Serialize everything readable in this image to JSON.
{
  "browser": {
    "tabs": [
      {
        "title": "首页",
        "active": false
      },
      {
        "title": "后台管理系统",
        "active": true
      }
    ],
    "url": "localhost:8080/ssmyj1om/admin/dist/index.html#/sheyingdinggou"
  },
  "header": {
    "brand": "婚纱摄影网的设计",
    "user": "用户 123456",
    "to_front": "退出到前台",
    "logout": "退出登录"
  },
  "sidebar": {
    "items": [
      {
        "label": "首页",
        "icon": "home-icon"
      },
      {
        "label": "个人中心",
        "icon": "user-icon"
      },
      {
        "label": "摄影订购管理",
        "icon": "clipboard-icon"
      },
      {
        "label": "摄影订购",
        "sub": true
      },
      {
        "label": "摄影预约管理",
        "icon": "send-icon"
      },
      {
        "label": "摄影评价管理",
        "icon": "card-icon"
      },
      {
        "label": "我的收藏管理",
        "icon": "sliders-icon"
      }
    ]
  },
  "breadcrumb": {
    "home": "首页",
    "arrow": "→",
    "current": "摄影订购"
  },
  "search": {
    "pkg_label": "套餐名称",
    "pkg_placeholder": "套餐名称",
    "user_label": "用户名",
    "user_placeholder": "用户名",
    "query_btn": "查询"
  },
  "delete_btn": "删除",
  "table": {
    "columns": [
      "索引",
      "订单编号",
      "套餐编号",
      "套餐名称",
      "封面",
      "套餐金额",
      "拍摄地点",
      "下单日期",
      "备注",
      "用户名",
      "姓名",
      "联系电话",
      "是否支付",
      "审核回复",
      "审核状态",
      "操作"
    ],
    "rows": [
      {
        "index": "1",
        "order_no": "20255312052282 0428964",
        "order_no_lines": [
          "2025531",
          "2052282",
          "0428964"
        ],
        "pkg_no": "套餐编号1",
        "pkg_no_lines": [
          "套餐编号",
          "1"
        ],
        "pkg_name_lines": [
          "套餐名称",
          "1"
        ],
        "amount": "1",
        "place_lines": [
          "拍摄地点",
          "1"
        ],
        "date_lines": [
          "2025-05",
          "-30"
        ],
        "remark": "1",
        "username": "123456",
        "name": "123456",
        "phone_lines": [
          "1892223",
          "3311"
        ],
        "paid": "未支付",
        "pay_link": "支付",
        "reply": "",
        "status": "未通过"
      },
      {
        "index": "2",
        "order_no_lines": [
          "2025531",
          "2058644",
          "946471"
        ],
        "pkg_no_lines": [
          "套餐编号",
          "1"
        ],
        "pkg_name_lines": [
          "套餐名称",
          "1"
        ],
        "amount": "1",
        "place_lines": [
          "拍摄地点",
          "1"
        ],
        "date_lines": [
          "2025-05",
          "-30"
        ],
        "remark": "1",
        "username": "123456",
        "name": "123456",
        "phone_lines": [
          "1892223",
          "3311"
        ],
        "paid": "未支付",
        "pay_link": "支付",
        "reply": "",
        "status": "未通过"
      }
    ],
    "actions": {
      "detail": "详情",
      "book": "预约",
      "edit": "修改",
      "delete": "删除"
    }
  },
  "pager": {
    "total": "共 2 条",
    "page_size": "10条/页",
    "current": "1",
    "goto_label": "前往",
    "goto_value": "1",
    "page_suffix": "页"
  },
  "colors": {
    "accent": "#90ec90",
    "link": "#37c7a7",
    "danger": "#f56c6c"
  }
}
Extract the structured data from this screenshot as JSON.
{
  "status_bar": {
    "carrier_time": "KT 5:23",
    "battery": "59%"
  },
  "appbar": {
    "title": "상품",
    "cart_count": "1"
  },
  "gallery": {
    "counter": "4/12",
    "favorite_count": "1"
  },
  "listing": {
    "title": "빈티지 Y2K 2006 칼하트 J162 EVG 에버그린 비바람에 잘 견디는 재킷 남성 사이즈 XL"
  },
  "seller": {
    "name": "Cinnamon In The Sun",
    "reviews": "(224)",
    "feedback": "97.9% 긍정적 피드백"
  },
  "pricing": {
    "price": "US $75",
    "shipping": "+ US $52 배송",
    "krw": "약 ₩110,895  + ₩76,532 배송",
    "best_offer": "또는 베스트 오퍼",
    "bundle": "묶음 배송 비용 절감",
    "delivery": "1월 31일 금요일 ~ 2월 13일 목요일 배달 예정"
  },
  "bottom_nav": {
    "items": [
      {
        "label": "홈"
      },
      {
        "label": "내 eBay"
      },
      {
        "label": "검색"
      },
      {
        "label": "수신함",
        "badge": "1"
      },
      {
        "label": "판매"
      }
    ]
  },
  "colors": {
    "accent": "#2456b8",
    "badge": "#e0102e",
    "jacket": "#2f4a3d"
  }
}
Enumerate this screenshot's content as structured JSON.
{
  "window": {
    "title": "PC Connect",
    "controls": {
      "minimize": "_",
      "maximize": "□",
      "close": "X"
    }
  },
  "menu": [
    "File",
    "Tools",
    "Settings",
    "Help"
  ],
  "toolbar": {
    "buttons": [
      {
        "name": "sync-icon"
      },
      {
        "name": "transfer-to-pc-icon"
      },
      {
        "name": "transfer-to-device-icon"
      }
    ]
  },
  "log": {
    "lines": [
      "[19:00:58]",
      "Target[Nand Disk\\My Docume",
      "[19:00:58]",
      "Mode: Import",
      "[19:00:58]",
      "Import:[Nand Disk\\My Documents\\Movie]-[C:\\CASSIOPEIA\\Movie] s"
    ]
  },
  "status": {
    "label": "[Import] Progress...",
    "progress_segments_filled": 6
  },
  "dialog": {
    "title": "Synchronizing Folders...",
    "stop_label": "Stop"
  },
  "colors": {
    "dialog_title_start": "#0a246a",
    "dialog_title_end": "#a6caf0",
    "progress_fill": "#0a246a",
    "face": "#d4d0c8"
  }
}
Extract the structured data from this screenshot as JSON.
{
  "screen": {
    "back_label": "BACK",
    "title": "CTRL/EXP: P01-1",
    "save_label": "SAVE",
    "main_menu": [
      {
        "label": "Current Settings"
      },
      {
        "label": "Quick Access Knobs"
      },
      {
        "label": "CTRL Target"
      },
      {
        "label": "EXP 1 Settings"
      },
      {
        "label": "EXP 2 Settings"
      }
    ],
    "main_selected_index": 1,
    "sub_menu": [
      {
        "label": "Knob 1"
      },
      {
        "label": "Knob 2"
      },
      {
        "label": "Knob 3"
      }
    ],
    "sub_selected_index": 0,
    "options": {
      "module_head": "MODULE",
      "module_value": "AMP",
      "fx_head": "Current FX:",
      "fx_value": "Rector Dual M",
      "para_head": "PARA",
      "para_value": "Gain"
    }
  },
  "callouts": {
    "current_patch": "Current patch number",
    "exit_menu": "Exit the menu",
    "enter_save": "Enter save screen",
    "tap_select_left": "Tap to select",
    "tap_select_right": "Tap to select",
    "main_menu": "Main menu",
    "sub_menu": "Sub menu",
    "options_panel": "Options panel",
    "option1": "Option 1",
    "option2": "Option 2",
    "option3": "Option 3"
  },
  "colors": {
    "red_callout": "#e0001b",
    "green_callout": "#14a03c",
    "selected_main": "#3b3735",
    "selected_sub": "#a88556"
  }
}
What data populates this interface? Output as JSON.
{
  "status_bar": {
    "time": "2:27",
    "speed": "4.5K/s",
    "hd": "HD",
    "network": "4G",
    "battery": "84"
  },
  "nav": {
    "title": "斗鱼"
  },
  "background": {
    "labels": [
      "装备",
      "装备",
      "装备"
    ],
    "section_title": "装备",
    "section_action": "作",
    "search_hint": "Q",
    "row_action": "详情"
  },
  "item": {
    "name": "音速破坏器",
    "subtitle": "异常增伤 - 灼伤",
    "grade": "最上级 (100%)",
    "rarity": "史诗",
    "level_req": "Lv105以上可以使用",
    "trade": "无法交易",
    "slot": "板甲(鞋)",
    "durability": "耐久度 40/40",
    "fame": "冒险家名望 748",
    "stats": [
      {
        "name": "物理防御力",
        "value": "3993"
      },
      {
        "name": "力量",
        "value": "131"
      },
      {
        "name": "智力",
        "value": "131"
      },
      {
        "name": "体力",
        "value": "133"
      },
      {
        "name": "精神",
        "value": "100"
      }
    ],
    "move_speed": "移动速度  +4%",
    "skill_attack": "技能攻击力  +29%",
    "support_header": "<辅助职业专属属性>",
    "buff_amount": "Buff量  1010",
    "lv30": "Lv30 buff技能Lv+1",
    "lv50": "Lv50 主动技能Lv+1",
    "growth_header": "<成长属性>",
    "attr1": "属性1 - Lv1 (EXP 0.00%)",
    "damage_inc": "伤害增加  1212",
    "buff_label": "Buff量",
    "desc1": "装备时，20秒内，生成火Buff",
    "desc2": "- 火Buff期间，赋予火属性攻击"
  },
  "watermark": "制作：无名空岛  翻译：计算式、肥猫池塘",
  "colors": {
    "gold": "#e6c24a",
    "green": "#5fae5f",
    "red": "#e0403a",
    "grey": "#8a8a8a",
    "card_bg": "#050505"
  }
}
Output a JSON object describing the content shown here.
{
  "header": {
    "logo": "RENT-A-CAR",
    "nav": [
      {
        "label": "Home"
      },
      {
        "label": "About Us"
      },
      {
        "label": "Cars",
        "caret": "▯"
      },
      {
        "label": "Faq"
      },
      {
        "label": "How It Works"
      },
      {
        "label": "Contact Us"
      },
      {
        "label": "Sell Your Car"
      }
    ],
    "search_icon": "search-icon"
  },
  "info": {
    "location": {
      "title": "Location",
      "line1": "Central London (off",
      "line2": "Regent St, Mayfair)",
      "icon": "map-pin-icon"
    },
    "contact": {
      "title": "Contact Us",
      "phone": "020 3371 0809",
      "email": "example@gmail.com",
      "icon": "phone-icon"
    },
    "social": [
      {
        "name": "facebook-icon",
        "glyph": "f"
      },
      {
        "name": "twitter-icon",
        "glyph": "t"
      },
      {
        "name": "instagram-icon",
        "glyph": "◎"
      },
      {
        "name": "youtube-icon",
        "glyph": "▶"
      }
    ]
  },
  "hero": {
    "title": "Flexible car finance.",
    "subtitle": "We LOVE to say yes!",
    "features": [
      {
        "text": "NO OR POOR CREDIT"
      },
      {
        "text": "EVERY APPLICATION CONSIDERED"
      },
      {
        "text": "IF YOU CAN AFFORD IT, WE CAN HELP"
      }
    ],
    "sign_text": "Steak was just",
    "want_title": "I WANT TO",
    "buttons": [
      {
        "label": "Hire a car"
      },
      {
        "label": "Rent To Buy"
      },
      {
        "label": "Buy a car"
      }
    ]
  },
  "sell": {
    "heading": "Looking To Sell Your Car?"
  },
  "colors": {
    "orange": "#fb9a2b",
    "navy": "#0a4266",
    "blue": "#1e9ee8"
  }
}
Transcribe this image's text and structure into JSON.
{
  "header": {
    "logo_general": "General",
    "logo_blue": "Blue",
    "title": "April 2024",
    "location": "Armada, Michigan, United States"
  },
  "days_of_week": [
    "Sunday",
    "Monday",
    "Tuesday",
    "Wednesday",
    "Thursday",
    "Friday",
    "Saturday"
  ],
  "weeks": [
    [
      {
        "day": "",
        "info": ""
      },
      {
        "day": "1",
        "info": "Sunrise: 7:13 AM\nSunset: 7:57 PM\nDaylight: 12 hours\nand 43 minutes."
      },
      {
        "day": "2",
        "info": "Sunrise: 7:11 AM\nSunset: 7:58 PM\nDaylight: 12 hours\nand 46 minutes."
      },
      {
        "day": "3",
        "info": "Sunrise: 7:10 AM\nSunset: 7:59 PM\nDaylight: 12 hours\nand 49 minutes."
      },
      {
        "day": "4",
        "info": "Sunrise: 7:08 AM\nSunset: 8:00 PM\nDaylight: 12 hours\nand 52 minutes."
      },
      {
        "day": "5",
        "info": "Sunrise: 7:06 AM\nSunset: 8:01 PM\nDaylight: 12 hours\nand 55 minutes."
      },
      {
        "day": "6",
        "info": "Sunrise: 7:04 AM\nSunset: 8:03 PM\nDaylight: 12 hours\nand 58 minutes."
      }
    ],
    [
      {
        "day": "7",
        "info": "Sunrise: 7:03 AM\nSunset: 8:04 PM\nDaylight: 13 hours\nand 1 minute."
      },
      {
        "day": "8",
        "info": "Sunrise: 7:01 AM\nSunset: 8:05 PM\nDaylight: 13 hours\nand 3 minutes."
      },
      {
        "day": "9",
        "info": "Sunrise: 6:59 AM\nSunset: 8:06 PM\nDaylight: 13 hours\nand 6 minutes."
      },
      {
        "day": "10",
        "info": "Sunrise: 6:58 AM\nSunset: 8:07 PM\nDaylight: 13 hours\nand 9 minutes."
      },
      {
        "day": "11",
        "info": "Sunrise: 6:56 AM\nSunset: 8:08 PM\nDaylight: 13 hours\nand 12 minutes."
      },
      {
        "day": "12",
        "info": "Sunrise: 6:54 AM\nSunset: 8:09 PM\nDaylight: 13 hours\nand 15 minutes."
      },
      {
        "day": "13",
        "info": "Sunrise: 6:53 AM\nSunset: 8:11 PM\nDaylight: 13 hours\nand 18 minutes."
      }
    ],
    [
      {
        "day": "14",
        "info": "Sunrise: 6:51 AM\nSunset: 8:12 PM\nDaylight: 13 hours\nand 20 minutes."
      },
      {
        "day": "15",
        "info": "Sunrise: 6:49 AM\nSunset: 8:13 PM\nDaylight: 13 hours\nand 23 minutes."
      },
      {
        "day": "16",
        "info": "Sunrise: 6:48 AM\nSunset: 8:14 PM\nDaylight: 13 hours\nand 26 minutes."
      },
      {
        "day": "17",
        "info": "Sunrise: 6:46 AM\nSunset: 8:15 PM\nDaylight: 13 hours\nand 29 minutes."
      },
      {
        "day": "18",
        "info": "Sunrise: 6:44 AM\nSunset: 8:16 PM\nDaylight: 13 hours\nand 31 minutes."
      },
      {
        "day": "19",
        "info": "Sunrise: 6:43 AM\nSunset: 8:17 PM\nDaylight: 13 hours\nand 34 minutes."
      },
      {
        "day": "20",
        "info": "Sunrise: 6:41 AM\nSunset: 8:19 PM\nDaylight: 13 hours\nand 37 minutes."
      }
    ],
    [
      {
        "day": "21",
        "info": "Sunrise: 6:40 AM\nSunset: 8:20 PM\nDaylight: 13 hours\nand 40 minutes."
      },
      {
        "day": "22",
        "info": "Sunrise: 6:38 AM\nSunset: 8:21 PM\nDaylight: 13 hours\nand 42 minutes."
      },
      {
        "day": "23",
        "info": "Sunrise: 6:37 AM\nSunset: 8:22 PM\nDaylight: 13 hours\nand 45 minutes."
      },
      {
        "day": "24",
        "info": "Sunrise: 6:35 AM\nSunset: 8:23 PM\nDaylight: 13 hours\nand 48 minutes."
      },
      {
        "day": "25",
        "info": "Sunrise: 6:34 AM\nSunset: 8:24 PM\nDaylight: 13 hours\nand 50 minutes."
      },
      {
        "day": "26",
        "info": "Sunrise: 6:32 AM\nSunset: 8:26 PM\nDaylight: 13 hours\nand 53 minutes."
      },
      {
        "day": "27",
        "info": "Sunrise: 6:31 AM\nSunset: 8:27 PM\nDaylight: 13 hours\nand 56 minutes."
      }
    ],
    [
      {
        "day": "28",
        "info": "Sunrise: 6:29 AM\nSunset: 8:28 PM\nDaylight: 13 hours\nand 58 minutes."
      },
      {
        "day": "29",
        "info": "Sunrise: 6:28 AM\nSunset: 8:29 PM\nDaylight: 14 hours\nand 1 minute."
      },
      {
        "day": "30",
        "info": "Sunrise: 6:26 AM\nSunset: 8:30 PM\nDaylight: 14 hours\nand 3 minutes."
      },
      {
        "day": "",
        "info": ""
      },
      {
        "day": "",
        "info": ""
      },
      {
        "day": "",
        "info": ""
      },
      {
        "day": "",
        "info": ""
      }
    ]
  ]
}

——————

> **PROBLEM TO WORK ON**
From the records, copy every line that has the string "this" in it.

> **YOUR RESPONSE**
Serialize everything readable in this image to JSON.
Extract the structured data from this screenshot as JSON.
Enumerate this screenshot's content as structured JSON.
Extract the structured data from this screenshot as JSON.
What data populates this interface? Output as JSON.
Transcribe this image's text and structure into JSON.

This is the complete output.